    I've never had an issue in a 4 disk raid system. I can always use a 5 disk raid system when I switch to hardware raid. Do you have a link where it show about a 4 disk raid system. As of now my drives are very cool anywhere between 22 and 28 degrees. So no extra cooling is needed. As long as I know where all the drives are it won't matter if I switch to 5 disk raid system. Been using raid for a long time with 4 disks with no problems.


    Oh and I forgot to mention the thrird factor the kills hard disks. So for a recap we have.



    1. #1 killer is heat
    2. #2 killer dead air or no air flow
    3. #3 killer is shock

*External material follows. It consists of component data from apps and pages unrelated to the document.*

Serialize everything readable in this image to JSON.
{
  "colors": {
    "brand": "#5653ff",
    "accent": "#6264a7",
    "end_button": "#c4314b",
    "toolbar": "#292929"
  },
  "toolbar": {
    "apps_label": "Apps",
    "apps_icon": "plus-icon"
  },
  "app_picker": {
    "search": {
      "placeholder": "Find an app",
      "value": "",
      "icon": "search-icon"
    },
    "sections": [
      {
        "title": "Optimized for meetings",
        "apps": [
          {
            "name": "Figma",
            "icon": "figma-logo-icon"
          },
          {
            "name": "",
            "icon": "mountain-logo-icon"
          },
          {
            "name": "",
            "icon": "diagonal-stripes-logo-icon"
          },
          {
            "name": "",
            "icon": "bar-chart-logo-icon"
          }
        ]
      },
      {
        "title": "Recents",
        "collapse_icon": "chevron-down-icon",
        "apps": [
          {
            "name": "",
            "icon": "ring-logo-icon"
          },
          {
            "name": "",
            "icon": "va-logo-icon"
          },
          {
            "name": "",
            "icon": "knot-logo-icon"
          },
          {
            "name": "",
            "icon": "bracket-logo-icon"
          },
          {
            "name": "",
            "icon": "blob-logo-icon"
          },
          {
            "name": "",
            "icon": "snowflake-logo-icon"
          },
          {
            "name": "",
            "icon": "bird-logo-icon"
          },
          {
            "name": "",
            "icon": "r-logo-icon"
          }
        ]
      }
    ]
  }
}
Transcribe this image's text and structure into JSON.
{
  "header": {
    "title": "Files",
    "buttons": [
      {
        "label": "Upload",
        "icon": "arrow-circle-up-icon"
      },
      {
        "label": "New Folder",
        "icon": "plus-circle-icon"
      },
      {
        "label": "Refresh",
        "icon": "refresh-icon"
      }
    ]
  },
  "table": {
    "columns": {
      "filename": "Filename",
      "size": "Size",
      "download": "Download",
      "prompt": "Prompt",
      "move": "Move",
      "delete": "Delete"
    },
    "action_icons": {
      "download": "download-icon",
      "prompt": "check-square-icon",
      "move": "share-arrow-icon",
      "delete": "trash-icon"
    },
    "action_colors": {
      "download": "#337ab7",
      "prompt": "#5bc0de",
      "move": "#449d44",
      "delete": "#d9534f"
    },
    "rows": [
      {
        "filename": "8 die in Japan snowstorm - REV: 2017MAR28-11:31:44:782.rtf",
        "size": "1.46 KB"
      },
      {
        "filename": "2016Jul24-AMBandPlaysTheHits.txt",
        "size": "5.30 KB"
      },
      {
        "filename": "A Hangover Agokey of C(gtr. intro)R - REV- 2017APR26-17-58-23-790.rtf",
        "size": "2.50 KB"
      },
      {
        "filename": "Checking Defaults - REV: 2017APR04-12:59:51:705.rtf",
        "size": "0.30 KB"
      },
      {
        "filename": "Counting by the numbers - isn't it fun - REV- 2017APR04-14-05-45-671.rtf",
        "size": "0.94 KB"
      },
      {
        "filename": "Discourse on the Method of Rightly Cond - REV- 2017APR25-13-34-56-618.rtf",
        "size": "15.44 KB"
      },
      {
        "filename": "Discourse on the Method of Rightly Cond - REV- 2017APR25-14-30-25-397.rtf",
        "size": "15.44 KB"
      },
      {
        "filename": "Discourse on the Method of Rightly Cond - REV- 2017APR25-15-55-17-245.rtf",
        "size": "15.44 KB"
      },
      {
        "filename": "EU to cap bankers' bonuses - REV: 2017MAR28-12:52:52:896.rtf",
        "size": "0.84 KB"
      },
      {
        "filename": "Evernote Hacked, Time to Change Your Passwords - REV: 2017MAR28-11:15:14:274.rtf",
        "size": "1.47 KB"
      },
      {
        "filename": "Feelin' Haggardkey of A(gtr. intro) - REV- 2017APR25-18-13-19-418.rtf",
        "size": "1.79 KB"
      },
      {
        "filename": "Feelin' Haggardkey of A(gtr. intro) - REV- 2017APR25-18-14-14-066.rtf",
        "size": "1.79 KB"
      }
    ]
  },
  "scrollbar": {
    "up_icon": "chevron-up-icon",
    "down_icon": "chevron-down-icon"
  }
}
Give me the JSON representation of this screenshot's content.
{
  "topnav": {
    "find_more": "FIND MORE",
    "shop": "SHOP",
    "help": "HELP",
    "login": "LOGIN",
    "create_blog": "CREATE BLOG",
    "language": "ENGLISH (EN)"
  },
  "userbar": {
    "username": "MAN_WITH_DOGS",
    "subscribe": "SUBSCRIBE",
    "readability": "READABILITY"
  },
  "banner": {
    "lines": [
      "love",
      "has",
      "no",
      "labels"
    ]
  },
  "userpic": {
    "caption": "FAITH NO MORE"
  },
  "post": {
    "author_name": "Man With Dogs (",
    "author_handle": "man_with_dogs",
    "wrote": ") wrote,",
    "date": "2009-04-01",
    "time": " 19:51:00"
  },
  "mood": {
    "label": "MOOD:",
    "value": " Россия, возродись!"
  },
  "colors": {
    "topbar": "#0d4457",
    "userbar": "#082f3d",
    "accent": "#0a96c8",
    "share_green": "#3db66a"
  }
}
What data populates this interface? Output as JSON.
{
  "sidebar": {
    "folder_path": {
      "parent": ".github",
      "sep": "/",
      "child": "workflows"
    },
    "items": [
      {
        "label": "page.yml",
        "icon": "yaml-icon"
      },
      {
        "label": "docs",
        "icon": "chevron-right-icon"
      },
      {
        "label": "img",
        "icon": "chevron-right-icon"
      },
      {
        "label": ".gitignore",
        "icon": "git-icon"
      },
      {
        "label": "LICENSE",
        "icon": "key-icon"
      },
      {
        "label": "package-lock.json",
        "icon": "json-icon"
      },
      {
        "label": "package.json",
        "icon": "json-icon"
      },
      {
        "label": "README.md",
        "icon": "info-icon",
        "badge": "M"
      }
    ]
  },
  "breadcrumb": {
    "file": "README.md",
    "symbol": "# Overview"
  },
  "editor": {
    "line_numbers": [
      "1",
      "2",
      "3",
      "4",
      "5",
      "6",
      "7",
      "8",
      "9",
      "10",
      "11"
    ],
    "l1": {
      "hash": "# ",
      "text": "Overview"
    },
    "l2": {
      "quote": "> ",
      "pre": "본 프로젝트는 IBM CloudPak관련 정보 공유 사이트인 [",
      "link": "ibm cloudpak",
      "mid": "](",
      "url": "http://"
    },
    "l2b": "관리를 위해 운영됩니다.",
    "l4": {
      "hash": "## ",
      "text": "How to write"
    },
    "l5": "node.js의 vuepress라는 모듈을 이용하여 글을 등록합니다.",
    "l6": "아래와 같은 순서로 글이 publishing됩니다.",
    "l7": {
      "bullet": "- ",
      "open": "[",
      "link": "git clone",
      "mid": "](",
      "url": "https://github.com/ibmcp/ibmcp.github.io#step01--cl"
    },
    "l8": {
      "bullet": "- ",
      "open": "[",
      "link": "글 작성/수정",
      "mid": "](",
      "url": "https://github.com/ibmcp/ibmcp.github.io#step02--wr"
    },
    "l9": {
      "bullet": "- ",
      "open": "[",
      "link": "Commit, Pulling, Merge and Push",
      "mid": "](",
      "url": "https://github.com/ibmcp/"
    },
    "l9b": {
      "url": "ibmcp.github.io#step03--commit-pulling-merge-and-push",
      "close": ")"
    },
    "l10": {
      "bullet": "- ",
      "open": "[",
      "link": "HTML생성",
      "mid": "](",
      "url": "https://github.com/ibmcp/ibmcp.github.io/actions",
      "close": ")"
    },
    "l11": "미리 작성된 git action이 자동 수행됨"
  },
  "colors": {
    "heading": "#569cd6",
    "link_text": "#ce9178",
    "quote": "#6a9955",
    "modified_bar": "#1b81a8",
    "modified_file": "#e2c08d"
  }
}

    Yup you get lots of DOA devices because it got damaged in transportation or dropping a drive.

    In my nas setup I do 80 % read and 20 % write so I not to worried about the 4 disk issue. Like I said its just easier to remember each row in my case is a raid 5 setup. I have a chart that has every serial number so if a disk goes bad I now which one it is. So far its been just over 1 year and no disks have failed. In my older setup I had 2 raid 5 setups in hardware raid running for just over 5 years without any hardware failures. The best you can do for platter disks is to have a good quality power supply and make sure the disks run as cool as possible. In my old case I had 13 drivers in a tower and needed the side cover removed and in the summer I also ran a fan to keep the drives cool. Heat is the #1 killer for platter drivers. The #2 killer is poor air circulation what they call dead air you need air flow without it leads to heat and the #1 reason why drives die. Also in my old setup all 13 drives used the 5 1/4 to 3 1/2 adapters so their was spacing for air flow between each drive. I never install a hard disk in a 3 1/2 slot unless its the only disk in the case. If you got lots of disks best to use rackmount 4U cases as they are designed with proper air flow in mind compared to most tower cases.

    They are 3 directories to backup if you use LVM
    /etc/lvm
    /etc/mdadm
    /etc/fstab
    If you are using hardware raid then no need for /etc/mdadm but /etc/lvm is required. You can get away with not having /etc/fstab because you can get the uuid info from /etc/lvm. I do daily backups to USB of all 3 dir to USB stick with the USB backup plugin. It works great. I'm still using software raid in current setup at about 270 megs per second. Not that bad for software raid.

    Here is PDF directly from WD http://www.wdc.com/wdproducts/…Sheet/ENG/2879-771442.pdf. WD drives are designed to run 24/7 however they are consumer drives not data center drives. They are build to run a bit cooler due to the fact that many people use them in DVR CCTV setups and small nas cases but they are not designed to run in large raid setups. LVM is just a container that holds the info of where the partions start and end nothing more the data protection is handled by the raid soft or hard. LVM gives the flexability of growing a partition very easy. The code base is very stable and even all vituralization centers all use it for their back end systems. If its good enough for them its good enough for me. I would not use WD reds in a large array setup as they are not designed for this purpose. As for the 4 drive setup I'm not to concerned about the speed because its a storage nas . If I want speed and data protection I would use 8 disk raid 10 which would give 8 times the read and 4 times the write and use SSD instead of platter disks. Raid 5 is cheapest method with some data protection and maximum disk space.

    Another reason is raid 5 has only 1 fault tolerance per array. The more drives you have the more of a chance that 2 drives will fail at the exact time. However keeping the array small like 3 to 4 drives has a lesser chance that 2 drives will fail at the same time compared to a 16 or 24 drive array. I choose 4 drives because I use a norco case which has 20 drives. Each row holds 4 drives so its very easy to manage. Every row is a raid 5 array then manage all the arrays with LVM.